Are the Islamic terrorist attacks of 9/11 the root cause of anti-Muslim sentiment in America and the rest of the world? Is it due to that one so-called “aberration,” when a small group of Muslim terrorists allegedly “hijacked Islam,” that the West has become overly suspicious of Islam?
PJ Media (h/t Marvin W) That is what the “Islamophobia” peddlers at the United Nations would have you believe, especially on this day, March 15, which is now known as the “International Day to Combat Islamophobia.” Speaking at a “high-level” event co-convened by the UN and Pakistan, that nation’s foreign minister, Bilawal Bhutto Zardari, declared:
The notion that no one really ever had any problems with Muslims, until a few terrorist attacked the U.S. on September 11, 2001—at which point, racist Westerners were only too happy to jump the gun and paint all Muslims as terrorists—is, in fact, a mainstay. As an Al Jazeera article titled, “Decades after 9/11, Muslims battle Islamophobia in US,” claims: “The September 11, 2001 attacks on the United States ushered in a new era of hate crimes, racism, and xenophobia against Muslims.”
Reality is quite different. In fact, aversion to Islam is as old as Islam itself. In this sense, the claim that Islamophobia is an actual phenomenon is accurate: non-Muslims have always feared Islam; but there was, and is, nothing irrational about this fear, as the word “phobia” implies.
From the very start, Western peoples, including many of their luminaries, portrayed Islam as a hostile and violent force—often in terms that would make today’s “Islamophobe” blush. There’s a reason for that. In 628 AD, Muhammad summoned the Roman (or “Byzantine”) emperor, Heraclius—the symbolic head of “the West,” then known as “Christendom”—to submit to Islam. When the emperor refused, a virulent jihad was unleashed against the Western world. Less than 100 years later, Islam had conquered more than two-thirds of Christendom, and was raiding deep into France. Well over a millennium later, Muslims had conquered most of southeastern Europe.

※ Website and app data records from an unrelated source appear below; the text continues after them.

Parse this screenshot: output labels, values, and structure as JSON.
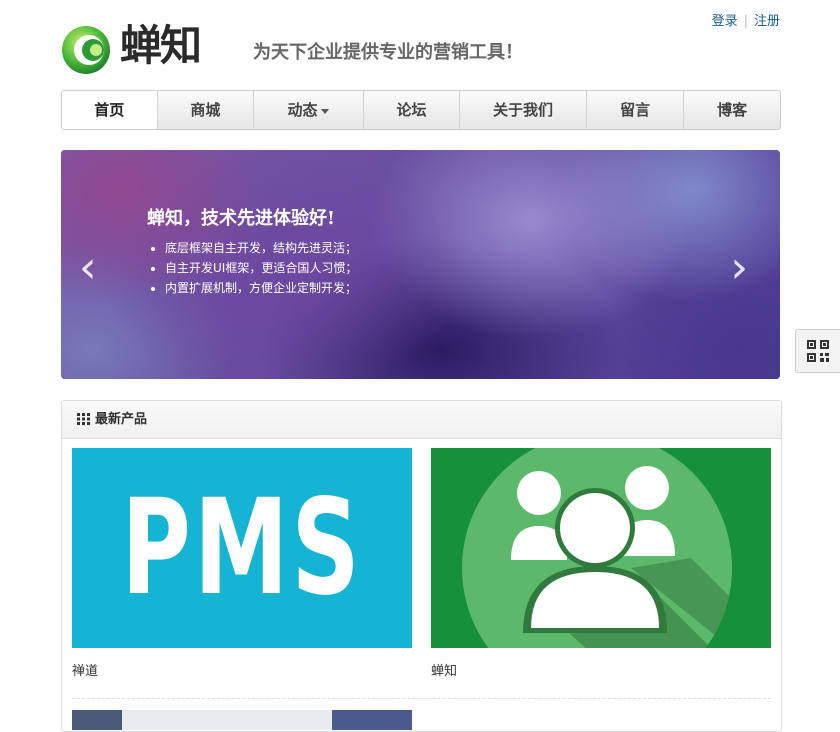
{
  "topbar": {
    "login_label": "登录",
    "register_label": "注册"
  },
  "header": {
    "logo_text": "蝉知",
    "slogan": "为天下企业提供专业的营销工具！"
  },
  "nav": {
    "items": [
      {
        "label": "首页",
        "active": true
      },
      {
        "label": "商城"
      },
      {
        "label": "动态",
        "has_dropdown": true
      },
      {
        "label": "论坛"
      },
      {
        "label": "关于我们"
      },
      {
        "label": "留言"
      },
      {
        "label": "博客"
      }
    ]
  },
  "banner": {
    "title": "蝉知，技术先进体验好!",
    "points": [
      "底层框架自主开发，结构先进灵活；",
      "自主开发UI框架，更适合国人习惯；",
      "内置扩展机制，方便企业定制开发；"
    ],
    "prev_icon": "chevron-left-icon",
    "next_icon": "chevron-right-icon"
  },
  "qr": {
    "icon": "qrcode-icon"
  },
  "products": {
    "heading": "最新产品",
    "items": [
      {
        "caption": "禅道",
        "image_text": "PMS",
        "image_color": "#15b4d3"
      },
      {
        "caption": "蝉知",
        "image_color": "#169039"
      }
    ]
  },
  "colors": {
    "link": "#1a5d8f",
    "accent_green": "#169039",
    "accent_cyan": "#15b4d3"
  }
}
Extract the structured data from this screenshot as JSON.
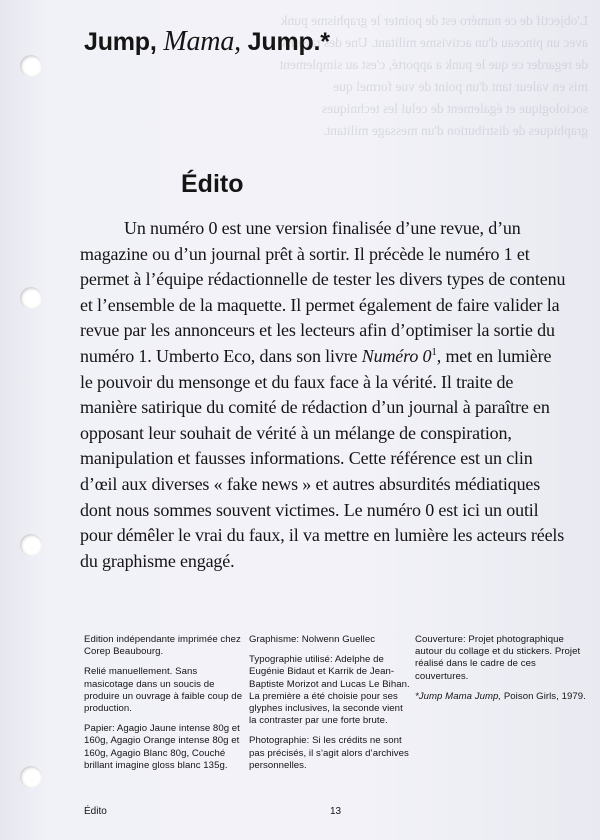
{
  "header": {
    "title_part1": "Jump,",
    "title_italic": "Mama,",
    "title_part2": "Jump.*"
  },
  "section": {
    "heading": "Édito"
  },
  "article": {
    "para_before_italic": "Un numéro 0 est une version finalisée d’une revue, d’un magazine ou d’un journal prêt à sortir. Il précède le numéro 1 et permet à l’équipe rédactionnelle de tester les divers types de contenu et l’ensemble de la maquette. Il permet également de faire valider la revue par les annonceurs et les lecteurs afin d’optimiser la sortie du numéro 1. Umberto Eco, dans son livre",
    "book_title": "Numéro 0",
    "footnote_marker": "1",
    "para_after_italic": ", met en lumière le pouvoir du mensonge et du faux face à la vérité. Il traite de manière satirique du comité de rédaction d’un journal à paraître en opposant leur souhait de vérité à un mélange de conspiration, manipulation et fausses informations. Cette référence est un clin d’œil aux diverses « fake news » et autres absurdités médiatiques dont nous sommes souvent victimes. Le numéro 0 est ici un outil pour démêler le vrai du faux, il va mettre en lumière les acteurs réels du graphisme engagé."
  },
  "colophon": {
    "col1": [
      "Edition indépendante imprimée chez Corep Beaubourg.",
      "Relié manuellement. Sans masicotage dans un soucis de produire un ouvrage à faible coup de production.",
      "Papier: Agagio Jaune intense 80g et 160g, Agagio Orange intense 80g et 160g, Agagio Blanc 80g, Couché brillant imagine gloss blanc 135g."
    ],
    "col2": [
      "Graphisme: Nolwenn Guellec",
      "Typographie utilisé: Adelphe de Eugénie Bidaut et Karrik de Jean-Baptiste Morizot and Lucas Le Bihan. La première a été choisie pour ses glyphes inclusives, la seconde vient la contraster par une forte brute.",
      "Photographie: Si les crédits ne sont pas précisés, il s’agit alors d’archives personnelles."
    ],
    "col3": [
      "Couverture: Projet photographique autour du collage et du stickers. Projet réalisé dans le cadre de ces couvertures."
    ],
    "col3_note_italic": "*Jump Mama Jump,",
    "col3_note_rest": "Poison Girls, 1979."
  },
  "footer": {
    "section_name": "Édito",
    "page_number": "13"
  },
  "colors": {
    "paper": "#eeeef6",
    "ink": "#151515"
  }
}
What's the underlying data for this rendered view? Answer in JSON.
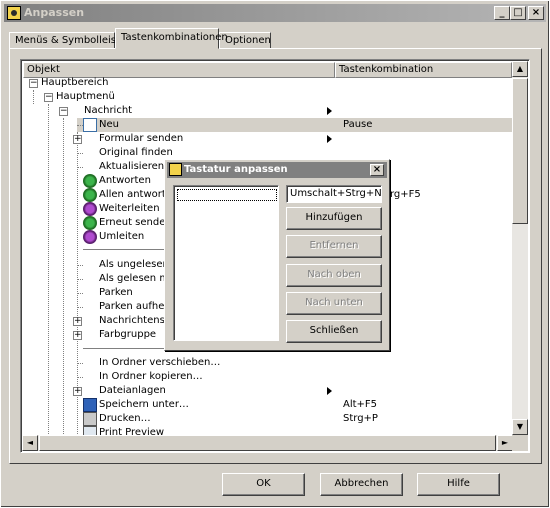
{
  "window": {
    "title": "Anpassen",
    "controls": [
      "_",
      "□",
      "×"
    ]
  },
  "tabs": [
    {
      "label": "Menüs & Symbolleisten"
    },
    {
      "label": "Tastenkombinationen"
    },
    {
      "label": "Optionen"
    }
  ],
  "table": {
    "col_object": "Objekt",
    "col_shortcut": "Tastenkombination"
  },
  "tree": {
    "hauptbereich": "Hauptbereich",
    "hauptmenue": "Hauptmenü",
    "nachricht": "Nachricht",
    "items": [
      {
        "label": "Neu",
        "shortcut": "Pause"
      },
      {
        "label": "Formular senden"
      },
      {
        "label": "Original finden"
      },
      {
        "label": "Aktualisieren"
      },
      {
        "label": "Antworten"
      },
      {
        "label": "Allen antworten",
        "shortcut": "rg+F5"
      },
      {
        "label": "Weiterleiten"
      },
      {
        "label": "Erneut senden"
      },
      {
        "label": "Umleiten"
      },
      {
        "label": "Als ungelesen ma"
      },
      {
        "label": "Als gelesen marki"
      },
      {
        "label": "Parken"
      },
      {
        "label": "Parken aufheben"
      },
      {
        "label": "Nachrichtenstatu"
      },
      {
        "label": "Farbgruppe"
      },
      {
        "label": "In Ordner verschieben…"
      },
      {
        "label": "In Ordner kopieren…"
      },
      {
        "label": "Dateianlagen"
      },
      {
        "label": "Speichern unter…",
        "shortcut": "Alt+F5"
      },
      {
        "label": "Drucken…",
        "shortcut": "Strg+P"
      },
      {
        "label": "Print Preview"
      }
    ]
  },
  "buttons": {
    "ok": "OK",
    "abbrechen": "Abbrechen",
    "hilfe": "Hilfe"
  },
  "dialog": {
    "title": "Tastatur anpassen",
    "close": "×",
    "input_value": "Umschalt+Strg+N",
    "btn_add": "Hinzufügen",
    "btn_remove": "Entfernen",
    "btn_up": "Nach oben",
    "btn_down": "Nach unten",
    "btn_close": "Schließen"
  },
  "scroll": {
    "up": "▲",
    "down": "▼",
    "left": "◄",
    "right": "►"
  }
}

Even the United States’ first conflict with Islam—indeed, its very first war as a nation—came not after 9/11, but in response to jihadist raids on American ships for booty and slaves in the name of Allah in the late 1700s.
While these far-reaching conquests are often allotted a sanitized sentence, if that, in today’s textbooks, the chroniclers of the time make clear that these were cataclysmic events that had a traumatic impact on, and played no small part in forming, Europe proper, that is, the unconquered portion and final bastion of Christendom.
In the words of historian Franco Cardini:
A miniscule sampling of what Europeans thought of Islam throughout the centuries follows:
Theophanes, important Eastern Roman (“Byzantine”) chronicler (d.818):
Thomas Aquinas, one of Christendom’s most influential philosophers and scholastics (d.1274):
Marco Polo, merchant and world traveler (d.1324):
When the Mongol Khan later discovered the depraved criminality of Achmath (or Ahmed), one of his Muslim governors, Polo writes that the Khan’s
Alexis de Tocqueville, French political thinker and philosopher, best known for Democracy in America (d.1859):
Theodore (“Teddy”) Roosevelt, 26th president of the United States and an accomplished student of history (d. 1919):
At this point, one might argue that these and other historic charges against Islam are mere byproducts of Christian/Western xenophobia and intolerance for the “other.” But if so, how does one explain that many of Islam’s Western critics also praised other non-Western civilizations, as well as what is today called “moderate Muslims.”
Aside from speaking well of the Mongols, Marco Polo also hailed the Brahmins of India as being “most honorable,” possessing a “hatred for cheating or of taking the goods of other persons.” And despite his criticisms of the “sect of the Saracens,” that is, Islam, he referred to one Muslim leader as governing “with justice,” and another who “showed himself [to be] a very good lord, and made himself beloved by everybody.”
British statesman Winston Churchill (d. 1965)—who likened religiosity in Muslims to rabies in dogs—well summed up the matter as follows:
In short, fear of and aversion to Islam did not begin after and because of the strikes of 9/11; it has been the mainstream position among non-Muslims for nearly 1,400 years—ever since Muhammad started raiding, plundering, massacring, and enslaving non-Muslims (“infidels”) in the name of his god. And it is because his followers, Muslims, continue raiding, plundering, massacring, and enslaving “infidels” that fear of and aversion to Islam—what is called “Islamophobia”—exists to this day.
So, yes, Islamophobia is real: non-Muslims have always feared what Islam has in store for them, rightfully so. The lie is that such a fear is irrational.